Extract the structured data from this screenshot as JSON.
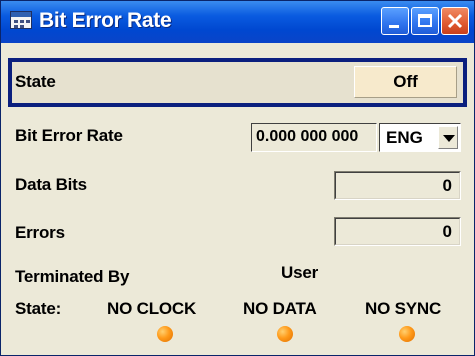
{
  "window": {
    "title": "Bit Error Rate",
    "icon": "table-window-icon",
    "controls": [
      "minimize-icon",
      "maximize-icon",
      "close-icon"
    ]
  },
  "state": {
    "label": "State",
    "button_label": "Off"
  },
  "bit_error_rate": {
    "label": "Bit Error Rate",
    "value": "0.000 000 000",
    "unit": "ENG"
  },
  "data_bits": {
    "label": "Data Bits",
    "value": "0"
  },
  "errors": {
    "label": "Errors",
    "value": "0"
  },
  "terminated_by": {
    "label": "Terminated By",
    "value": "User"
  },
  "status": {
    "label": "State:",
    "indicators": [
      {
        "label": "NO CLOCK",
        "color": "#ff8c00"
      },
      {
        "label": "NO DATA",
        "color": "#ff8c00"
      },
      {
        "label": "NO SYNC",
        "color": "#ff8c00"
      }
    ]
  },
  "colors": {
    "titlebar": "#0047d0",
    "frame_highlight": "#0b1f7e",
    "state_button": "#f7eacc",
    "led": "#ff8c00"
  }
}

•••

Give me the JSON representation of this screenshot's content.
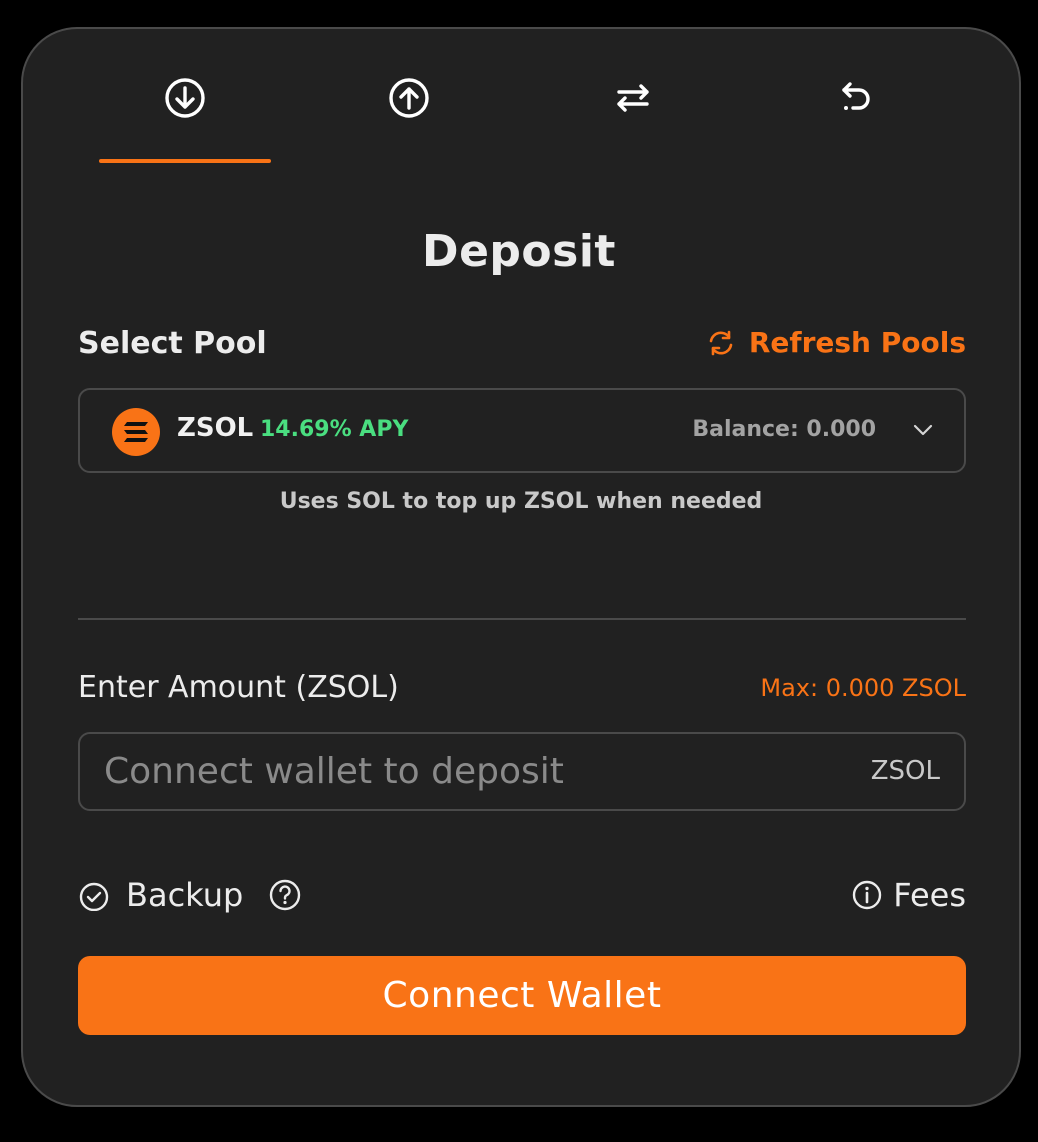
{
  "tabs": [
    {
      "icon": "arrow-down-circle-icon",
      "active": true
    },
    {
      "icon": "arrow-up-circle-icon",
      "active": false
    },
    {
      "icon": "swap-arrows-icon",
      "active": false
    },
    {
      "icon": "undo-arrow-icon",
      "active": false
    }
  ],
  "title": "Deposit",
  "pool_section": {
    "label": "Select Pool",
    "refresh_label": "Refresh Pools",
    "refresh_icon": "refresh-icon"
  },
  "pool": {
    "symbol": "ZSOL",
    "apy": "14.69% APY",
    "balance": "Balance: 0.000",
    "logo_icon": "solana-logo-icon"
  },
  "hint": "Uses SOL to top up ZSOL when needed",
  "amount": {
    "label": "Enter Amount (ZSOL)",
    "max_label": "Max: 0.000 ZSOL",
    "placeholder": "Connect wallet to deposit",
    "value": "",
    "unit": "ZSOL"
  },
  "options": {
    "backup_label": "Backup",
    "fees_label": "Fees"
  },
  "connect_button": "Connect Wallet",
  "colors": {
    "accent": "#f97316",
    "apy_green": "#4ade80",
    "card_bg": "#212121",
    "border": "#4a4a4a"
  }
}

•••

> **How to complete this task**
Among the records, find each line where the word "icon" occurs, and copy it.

> **Output for this task**
    "icon": "table-window-icon",
      "minimize-icon",
      "maximize-icon",
      "close-icon"
      "icon": "arrow-down-circle-icon",
      "icon": "arrow-up-circle-icon",
      "icon": "swap-arrows-icon",
      "icon": "undo-arrow-icon",
    "refresh_icon": "refresh-icon"
    "logo_icon": "solana-logo-icon"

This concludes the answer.